Fining the Blues
THE FEDERAL Communications Commission is in a tough spot when it comes to enforcing the law against broadcast indecency. Determining what crosses the line from acceptable to indecent and therefore can't be broadcast before 10 p.m. isn't easy in an increasingly coarse culture. As network programming has become racier and more graphic, the FCC has been deluged with complaints in recent years, understandably so. Parental controls such as the V-chip can help shield children from inappropriate programs, but they aren't always effective; sports and awards shows, for example, aren't rated in advance.
At the same time, the theory that allows broadcasters to be fined for such speech consistent with the First Amendment -- that "uniquely pervasive presence" of broadcast media "in the lives of all Americans" -- seems increasingly obsolete in an age when the overwhelming majority of American households (more than 85 percent) get their television programming via cable or satellite -- receiving numerous channels that aren't subject to indecency rules. As a result, a single profanity uttered on one (broadcast) channel can result in a multimillion-dollar fine, while worse language spoken at the very same time on another (cable) channel is exempt from regulation.

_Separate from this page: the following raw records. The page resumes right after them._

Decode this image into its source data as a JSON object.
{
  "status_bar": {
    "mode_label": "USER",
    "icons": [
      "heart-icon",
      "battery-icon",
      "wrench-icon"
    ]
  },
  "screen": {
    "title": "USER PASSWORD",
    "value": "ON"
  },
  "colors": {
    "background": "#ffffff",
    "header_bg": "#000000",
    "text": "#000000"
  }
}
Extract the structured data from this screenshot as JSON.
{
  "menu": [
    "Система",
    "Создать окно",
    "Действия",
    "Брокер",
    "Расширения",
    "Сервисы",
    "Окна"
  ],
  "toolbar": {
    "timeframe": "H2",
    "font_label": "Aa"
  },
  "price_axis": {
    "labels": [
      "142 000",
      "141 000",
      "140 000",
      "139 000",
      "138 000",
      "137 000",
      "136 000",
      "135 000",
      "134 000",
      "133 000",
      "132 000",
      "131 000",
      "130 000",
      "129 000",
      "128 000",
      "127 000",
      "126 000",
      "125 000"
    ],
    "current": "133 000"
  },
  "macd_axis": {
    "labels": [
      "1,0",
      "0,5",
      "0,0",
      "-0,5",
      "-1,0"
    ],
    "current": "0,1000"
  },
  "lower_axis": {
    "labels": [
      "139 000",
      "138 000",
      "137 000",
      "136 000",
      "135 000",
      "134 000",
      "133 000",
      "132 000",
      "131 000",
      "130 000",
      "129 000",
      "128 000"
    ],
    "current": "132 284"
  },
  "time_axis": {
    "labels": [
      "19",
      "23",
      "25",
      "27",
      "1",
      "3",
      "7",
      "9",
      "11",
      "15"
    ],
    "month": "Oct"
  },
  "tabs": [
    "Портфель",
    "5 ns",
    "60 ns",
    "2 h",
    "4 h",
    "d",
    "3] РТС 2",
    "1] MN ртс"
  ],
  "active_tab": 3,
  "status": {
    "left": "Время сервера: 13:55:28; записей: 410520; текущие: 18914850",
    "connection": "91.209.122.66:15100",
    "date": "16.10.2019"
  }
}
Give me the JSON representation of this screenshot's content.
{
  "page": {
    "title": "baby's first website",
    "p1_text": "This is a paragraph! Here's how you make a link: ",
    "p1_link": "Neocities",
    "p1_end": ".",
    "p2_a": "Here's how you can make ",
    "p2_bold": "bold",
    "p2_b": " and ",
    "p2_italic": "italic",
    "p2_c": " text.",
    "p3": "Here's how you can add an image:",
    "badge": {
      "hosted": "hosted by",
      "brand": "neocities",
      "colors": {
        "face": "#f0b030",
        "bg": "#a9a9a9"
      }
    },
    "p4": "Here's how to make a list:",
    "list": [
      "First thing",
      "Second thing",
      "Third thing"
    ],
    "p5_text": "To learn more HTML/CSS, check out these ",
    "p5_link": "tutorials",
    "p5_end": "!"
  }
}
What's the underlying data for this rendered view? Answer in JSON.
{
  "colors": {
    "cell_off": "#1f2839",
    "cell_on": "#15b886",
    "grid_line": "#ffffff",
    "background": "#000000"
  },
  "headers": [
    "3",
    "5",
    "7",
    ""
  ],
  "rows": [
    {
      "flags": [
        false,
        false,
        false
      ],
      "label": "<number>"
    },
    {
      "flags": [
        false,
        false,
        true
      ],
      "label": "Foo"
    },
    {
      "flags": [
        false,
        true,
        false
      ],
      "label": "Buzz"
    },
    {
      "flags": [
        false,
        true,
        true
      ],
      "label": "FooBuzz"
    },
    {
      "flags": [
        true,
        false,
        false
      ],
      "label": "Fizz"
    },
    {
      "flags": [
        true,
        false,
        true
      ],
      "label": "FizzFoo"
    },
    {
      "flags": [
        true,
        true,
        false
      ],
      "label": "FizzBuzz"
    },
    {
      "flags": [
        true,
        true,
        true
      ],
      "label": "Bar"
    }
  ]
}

Last week the FCC once again ventured into this politically, legally and emotionally charged territory, ruling on complaints involving nearly 50 programs broadcast between February 2002 and March 2005 and signaling a renewed zeal for indecency enforcement under its new Republican chairman, Kevin J. Martin. The commission upheld a $550,000 fine against CBS for Janet Jackson's infamous "wardrobe malfunction" in which her breast was exposed during the 2004 Super Bowl halftime show, and it levied a record $3.6 million fine against the same network for an episode of the drama "Without a Trace" that featured what the commission called a "teen sex orgy."

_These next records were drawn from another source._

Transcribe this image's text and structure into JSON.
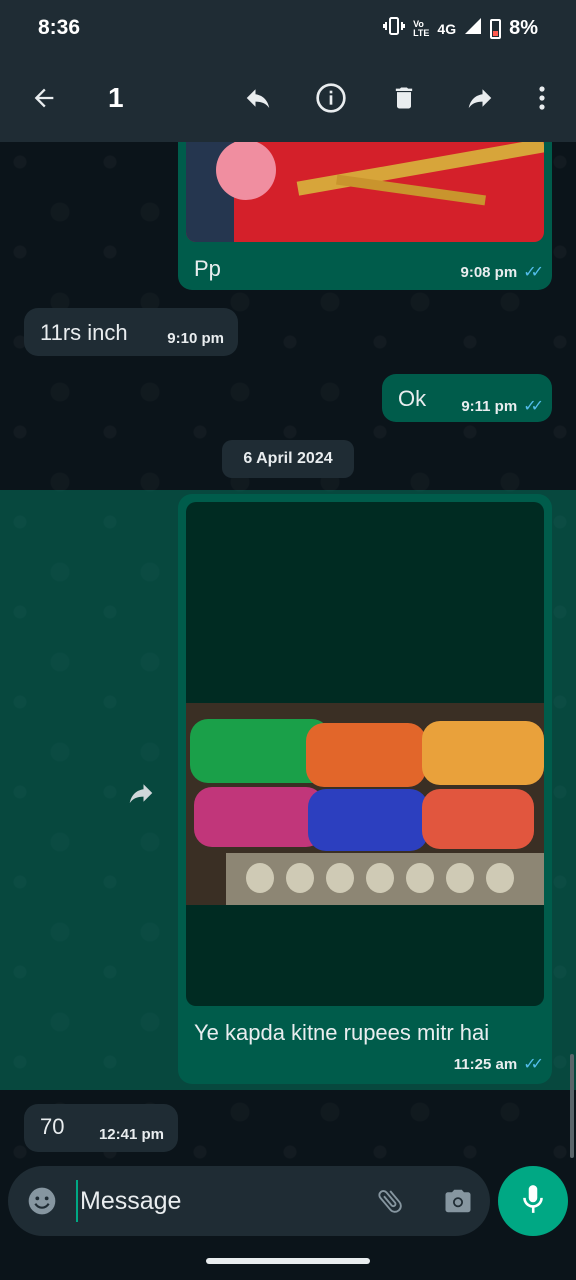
{
  "status_bar": {
    "time": "8:36",
    "network": "4G",
    "battery": "8%"
  },
  "app_bar": {
    "selected_count": "1",
    "icons": [
      "back-icon",
      "reply-icon",
      "info-icon",
      "delete-icon",
      "forward-icon",
      "more-icon"
    ]
  },
  "messages": [
    {
      "direction": "out",
      "type": "image",
      "caption": "Pp",
      "time": "9:08 pm",
      "status": "read"
    },
    {
      "direction": "in",
      "type": "text",
      "text": "11rs inch",
      "time": "9:10 pm"
    },
    {
      "direction": "out",
      "type": "text",
      "text": "Ok",
      "time": "9:11 pm",
      "status": "read"
    },
    {
      "direction": "out",
      "type": "image",
      "caption": "Ye kapda kitne rupees mitr hai",
      "time": "11:25 am",
      "status": "read",
      "selected": true
    },
    {
      "direction": "in",
      "type": "text",
      "text": "70",
      "time": "12:41 pm"
    }
  ],
  "date_divider": "6 April 2024",
  "composer": {
    "placeholder": "Message"
  },
  "colors": {
    "accent": "#00a884",
    "outgoing_bubble": "#005c4b",
    "incoming_bubble": "#1f2c34",
    "read_ticks": "#53bdeb",
    "background": "#0b141a"
  }
}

One particularly disturbing aspect of the ruling involved a Martin Scorsese-produced documentary, "The Blues: Godfathers and Sons," broadcast by a community college public television station in San Mateo, Calif. The documentary included scenes in which musicians and a producer used numerous profanities. The FCC, citing a previous decision that profanity in "Saving Private Ryan" would not subject broadcasters to indecency fines, noted that "in rare contexts, language that is presumptively profane" will still be allowed "where it is demonstrably essential to the nature of an artistic or educational work or essential to informing viewers on a matter of public importance."

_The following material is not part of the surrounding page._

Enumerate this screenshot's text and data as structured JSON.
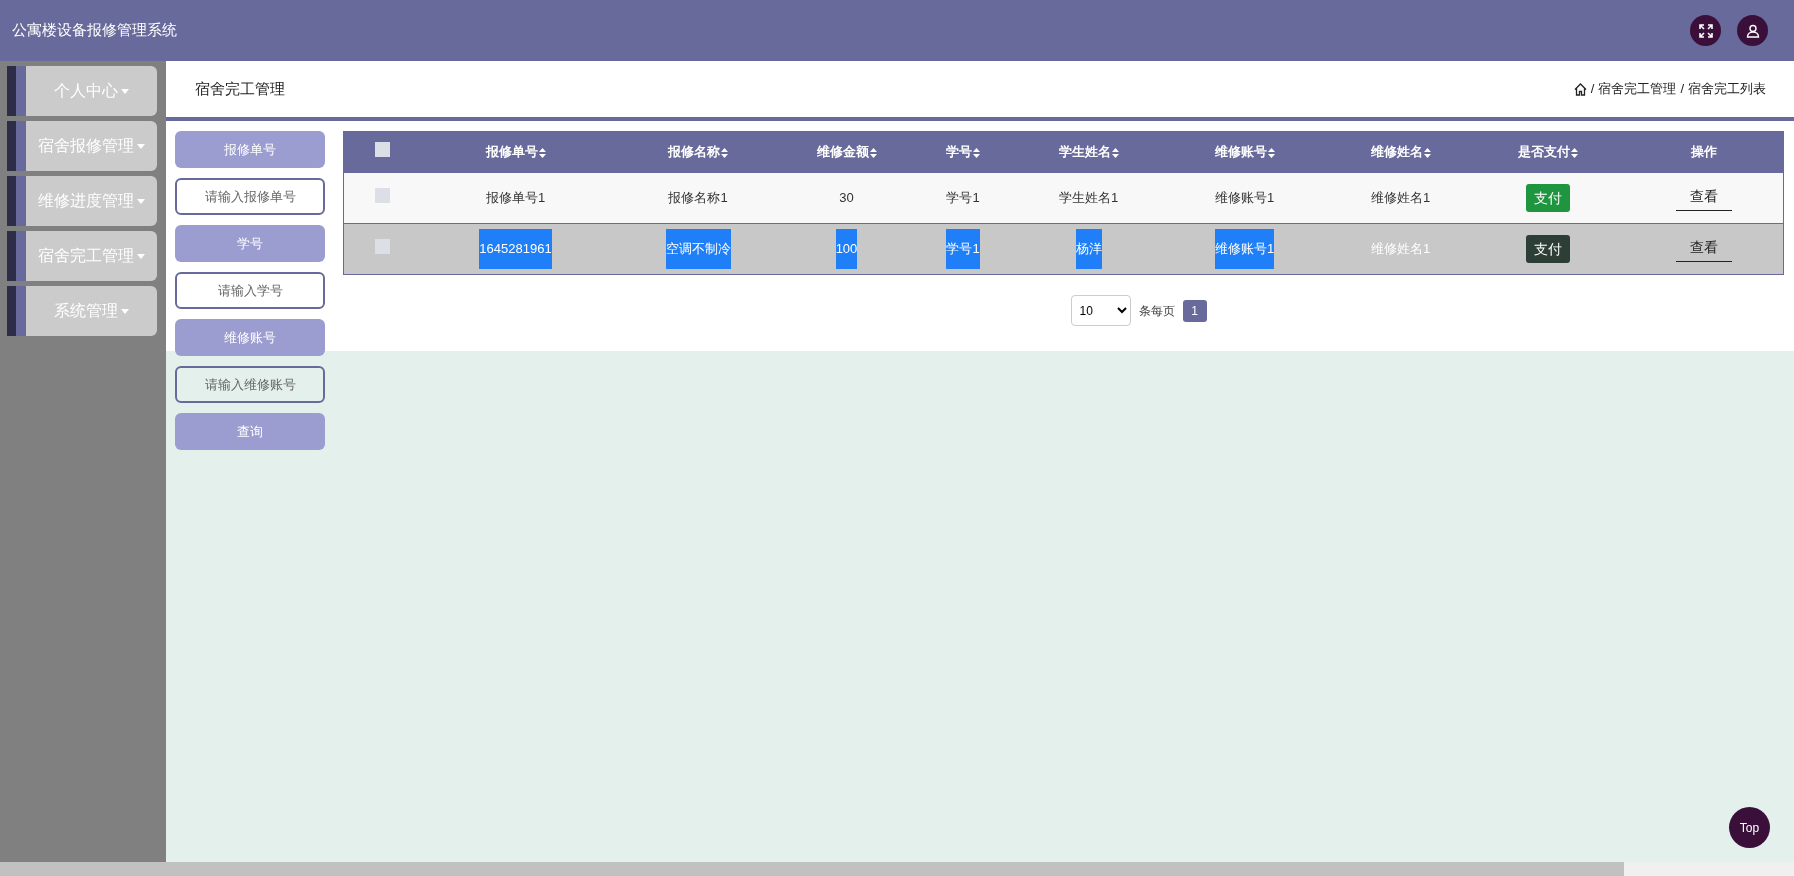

But the commissioners didn't find that standard was satisfied in the case of the documentary, whose educational purpose, it said, "could have been fulfilled and all viewpoints expressed without the repeated broadcast of expletives." Really? How do they know better than, say, Mr. Scorsese? As commissioner Jonathan S. Adelstein, a Democrat, wrote in dissenting, "It is certain to strike fear into the hearts of news and documentary makers, and broadcasters that air them, which could chill the future expression of constitutionally protected speech." This is a dangerous kind of line-drawing -- one better left to filmmakers, or even television executives, than government bureaucrats.